Strategic Account Management (SAM): One-Size-Does-Not-Fit-All
The Anatomy of a Sales Pitch
You have a hot lead for your software. It is a big opportunity. The lead came to you by way of the new prospect’s data entry clerk that has just returned from an outside workshop.
What is your pitch? What is the close? Can you get an order on the first call? Should you demand that the clerk’s manager, purchasing or an executive is present?
What would the clerk do with the information? How would you escalate to the next level? Y
You have already left all of your information with the clerk: brochures, pricing, testimonials. The only internal point of contact you have is the clerk.
An Introduction to Strategic Account Management
There are typically four points of contact (POCs) in every buying decision of a technology product or service: a user, a manager, a decision maker and a buyer. Each level could contain multiple contacts, a committee or an outside contractor. In smaller companies, one person might encompass all of the POCs.
There are many sales training systems that will help you create a winning sales strategy. The reality is that winning an order generally requires the navigation of a gauntlet to reach the decision maker – and, then, you must deal with the buyer.
The four major POCs have different interests:
The User - wants to make their job simpler.
The Manager – is interested in job security, accolades, key performance indicators (KPIs) and avoiding disruption.
The Decision Maker – wants to know the value proposition (lower cost, remain competitive, increased efficiency).
The Buyer – wants to understand what is being purchased, terms & conditions (the fine print) and payment terms.
ALL – want promises to be fulfilled.
You learn that Ted, the clerk, attended three of your competitors’ demonstrations at the workshop and Ted has followed up with all of them. Should you delay meeting with Ted until he can get others for your presentation? Probably not. Time might be of the essence.

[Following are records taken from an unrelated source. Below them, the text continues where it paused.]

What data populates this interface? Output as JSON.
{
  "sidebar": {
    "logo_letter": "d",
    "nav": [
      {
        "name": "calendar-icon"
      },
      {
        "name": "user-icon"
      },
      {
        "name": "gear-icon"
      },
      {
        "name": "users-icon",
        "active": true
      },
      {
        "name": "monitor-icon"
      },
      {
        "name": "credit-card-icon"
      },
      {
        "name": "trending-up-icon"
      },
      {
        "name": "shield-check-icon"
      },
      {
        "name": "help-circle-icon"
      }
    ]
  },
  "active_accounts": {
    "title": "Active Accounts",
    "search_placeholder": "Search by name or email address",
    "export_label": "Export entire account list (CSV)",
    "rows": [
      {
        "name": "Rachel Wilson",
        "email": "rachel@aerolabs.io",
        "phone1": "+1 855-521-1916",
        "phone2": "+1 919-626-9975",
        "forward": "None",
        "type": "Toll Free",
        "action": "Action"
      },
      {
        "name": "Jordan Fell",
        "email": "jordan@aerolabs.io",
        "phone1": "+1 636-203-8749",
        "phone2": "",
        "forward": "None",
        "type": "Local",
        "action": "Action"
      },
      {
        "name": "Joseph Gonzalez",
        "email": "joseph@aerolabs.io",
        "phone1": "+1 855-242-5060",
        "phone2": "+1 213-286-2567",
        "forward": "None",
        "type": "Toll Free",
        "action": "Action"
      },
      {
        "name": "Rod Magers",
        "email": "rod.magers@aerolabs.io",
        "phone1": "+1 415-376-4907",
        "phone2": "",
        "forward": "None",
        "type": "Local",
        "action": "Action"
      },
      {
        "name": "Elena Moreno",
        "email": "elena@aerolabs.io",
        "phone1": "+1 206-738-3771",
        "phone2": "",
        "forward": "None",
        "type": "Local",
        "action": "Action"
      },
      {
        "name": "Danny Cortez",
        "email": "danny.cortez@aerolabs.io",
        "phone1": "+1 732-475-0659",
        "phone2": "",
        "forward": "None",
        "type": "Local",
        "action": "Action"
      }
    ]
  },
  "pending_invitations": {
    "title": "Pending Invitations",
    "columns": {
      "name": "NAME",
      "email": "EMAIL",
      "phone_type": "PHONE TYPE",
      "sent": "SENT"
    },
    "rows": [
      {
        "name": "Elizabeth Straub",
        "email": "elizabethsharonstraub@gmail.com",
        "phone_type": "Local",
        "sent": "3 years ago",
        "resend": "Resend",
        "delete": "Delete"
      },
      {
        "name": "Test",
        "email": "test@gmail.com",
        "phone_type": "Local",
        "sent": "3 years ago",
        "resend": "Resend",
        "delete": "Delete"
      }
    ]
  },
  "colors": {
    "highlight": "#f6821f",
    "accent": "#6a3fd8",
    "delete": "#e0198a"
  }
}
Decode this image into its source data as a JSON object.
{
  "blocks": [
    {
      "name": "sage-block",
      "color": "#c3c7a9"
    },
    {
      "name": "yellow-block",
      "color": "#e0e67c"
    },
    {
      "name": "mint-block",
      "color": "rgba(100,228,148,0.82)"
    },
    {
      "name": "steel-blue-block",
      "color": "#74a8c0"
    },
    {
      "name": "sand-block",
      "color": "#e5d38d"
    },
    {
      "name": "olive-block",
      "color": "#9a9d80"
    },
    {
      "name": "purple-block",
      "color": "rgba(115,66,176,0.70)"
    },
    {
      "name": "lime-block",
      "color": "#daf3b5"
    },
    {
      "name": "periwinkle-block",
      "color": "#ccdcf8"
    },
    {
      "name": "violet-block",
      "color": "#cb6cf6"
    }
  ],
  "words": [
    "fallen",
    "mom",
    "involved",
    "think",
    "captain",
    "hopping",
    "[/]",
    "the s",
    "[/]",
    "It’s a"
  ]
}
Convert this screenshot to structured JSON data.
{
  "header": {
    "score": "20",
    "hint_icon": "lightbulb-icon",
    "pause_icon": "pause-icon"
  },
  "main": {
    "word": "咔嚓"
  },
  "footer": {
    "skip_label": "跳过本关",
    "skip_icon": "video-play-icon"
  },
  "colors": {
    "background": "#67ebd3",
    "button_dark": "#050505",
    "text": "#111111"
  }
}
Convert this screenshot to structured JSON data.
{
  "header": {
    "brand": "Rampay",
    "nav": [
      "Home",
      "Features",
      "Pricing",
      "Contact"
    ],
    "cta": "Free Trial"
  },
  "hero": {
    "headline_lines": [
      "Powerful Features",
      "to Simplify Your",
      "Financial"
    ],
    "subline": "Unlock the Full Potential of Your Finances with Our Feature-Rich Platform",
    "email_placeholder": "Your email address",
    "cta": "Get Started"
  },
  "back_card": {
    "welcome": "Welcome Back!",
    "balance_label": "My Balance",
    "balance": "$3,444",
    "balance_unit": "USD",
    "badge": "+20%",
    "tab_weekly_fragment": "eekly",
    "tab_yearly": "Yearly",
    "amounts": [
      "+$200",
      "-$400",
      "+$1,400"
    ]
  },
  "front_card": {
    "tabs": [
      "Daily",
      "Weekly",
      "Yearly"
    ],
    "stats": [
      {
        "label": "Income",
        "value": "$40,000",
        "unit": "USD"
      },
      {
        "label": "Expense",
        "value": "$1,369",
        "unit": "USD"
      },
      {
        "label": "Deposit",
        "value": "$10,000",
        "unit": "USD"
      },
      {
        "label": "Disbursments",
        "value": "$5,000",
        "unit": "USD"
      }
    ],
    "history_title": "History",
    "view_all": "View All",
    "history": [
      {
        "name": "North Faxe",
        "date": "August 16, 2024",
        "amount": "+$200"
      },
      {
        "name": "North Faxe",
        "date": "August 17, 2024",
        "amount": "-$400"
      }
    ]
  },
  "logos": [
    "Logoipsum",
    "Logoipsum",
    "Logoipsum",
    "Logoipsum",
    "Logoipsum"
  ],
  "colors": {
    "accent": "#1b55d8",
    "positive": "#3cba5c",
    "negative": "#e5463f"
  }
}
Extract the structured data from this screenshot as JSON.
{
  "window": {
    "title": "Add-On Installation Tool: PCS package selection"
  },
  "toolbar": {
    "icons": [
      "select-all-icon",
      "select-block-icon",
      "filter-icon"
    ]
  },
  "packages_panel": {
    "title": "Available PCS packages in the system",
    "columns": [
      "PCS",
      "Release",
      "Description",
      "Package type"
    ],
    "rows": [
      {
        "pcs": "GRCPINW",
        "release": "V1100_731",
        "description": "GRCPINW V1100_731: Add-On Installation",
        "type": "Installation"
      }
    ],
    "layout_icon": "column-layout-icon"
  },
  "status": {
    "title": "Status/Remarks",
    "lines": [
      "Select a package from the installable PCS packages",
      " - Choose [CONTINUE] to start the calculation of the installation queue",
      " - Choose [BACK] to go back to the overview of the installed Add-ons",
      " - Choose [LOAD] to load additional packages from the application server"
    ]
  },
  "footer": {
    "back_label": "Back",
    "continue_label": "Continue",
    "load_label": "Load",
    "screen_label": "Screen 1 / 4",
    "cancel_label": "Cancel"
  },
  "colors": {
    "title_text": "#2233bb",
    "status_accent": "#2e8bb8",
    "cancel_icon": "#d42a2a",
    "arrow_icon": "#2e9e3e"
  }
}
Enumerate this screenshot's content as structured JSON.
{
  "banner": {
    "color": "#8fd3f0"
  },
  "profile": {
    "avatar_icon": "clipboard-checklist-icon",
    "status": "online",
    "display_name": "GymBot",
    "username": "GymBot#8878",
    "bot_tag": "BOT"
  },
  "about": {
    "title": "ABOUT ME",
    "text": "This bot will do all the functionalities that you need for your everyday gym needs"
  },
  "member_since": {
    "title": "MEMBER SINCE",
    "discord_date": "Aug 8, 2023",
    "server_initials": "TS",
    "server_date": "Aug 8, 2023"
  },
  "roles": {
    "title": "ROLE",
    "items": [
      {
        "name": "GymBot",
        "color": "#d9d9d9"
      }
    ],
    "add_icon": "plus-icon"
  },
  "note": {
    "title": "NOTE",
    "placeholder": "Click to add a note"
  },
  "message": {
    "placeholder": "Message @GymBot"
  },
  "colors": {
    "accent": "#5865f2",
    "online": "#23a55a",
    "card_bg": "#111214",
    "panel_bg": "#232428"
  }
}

So, you decide to make the call, schedule the appointment and go make your pitch: this is the product, here are the options, here is the pricing, any questions. Ted listens to your pitch patiently, thanks you for your time and says he will get back with you. You leave feeling great. You made a pitch and can add it to your forecast as a Step One opportunity. Right? Definitely not.
The reality is that Ted used your software at a previous job. His main interest was getting you to the next level. He wants to arrange a meeting with his manager. Who will be attending? How long do you need? Will you need a projector? Turns out, Ted did not need a software demonstration which burned 75% of your time together. He is actually more proficient with your software than you are.
Ted is your “inside advocate”. He wants to help you prepare for a meeting with his manager.
Kristen is the Accounting Department Manager. She contacts you because her current software provider’s capacity is ten users and their department has grown to 12 users. Kristen wants all of her users on one license for reporting. Any new solution she acquires must be able to import her current data files.
Your software is more expensive than Kristen’s current software provider. Kristen has done her research and is excited about using your software. She just needs to convince her executive of the value when switching. Since she will need to purchase an additional ten user license from her current provider, she will be paying for 20 users each month. Your pricing is per user. Your cost for 10 users is higher – your cost for 12 users is lower. Going into the sales call with a standard pitch would be wasted.
The Decision Maker
A food transportation manager has approved your new pallet heat sensors. The decision maker, Susan, is not ready to buy. She has never had a rejected or returned shipment. However, due to new FDA regulations, Susan will be required to use these sensors in two years. Susan says she will wait – besides the FDA always delays regulatory compliance.
How do you get Susan to act now? You know that three of her area competitors are already using your new sensors. Further, restaurants and grocers are starting to require the new sensors in their purchase orders’ Terms and Conditions. You meet with Susan and show that the she should shift now to remain competitive.
Susan has approved purchase of new heat sensors and a three-year service plan. You are asked to meet with Fred in purchasing. Fred does not want to know anything about your product. His main concern is the three-year service plan. Fred signed a contract for a similar plan with another vendor last year and the company took six weeks to replace a broken cooler. Fred received a lot of complaints. However, he is stuck in a three-year agreement with a big cancellation fee.
You explain to Fred that you supply a three-year warranty and five spare pallet heat sensors with the service plan. If an installed unit needs repair, he just needs to submit a Return Materials Authorization (RMA) number for the broken unit and take a spare one off the shelf. You will replace the spare a few weeks after receipt of the faulty unit.
Play to Your Audience
Before meeting with a new prospect, determine who they are and their role. What is their title? What piqued their interest in contacting you? How much time do they have to meet? And, finally, what would they like to have happen at the end of your meeting? When you get to the end of your meeting, STOP and discuss next steps. Do not continue your 45 minute presentation just because that is how you were trained. Your prospect will appreciate the consideration and you gain trust by reaching a goal with them. As impressive as your product might be, some POCs might have other interest along the path to buying.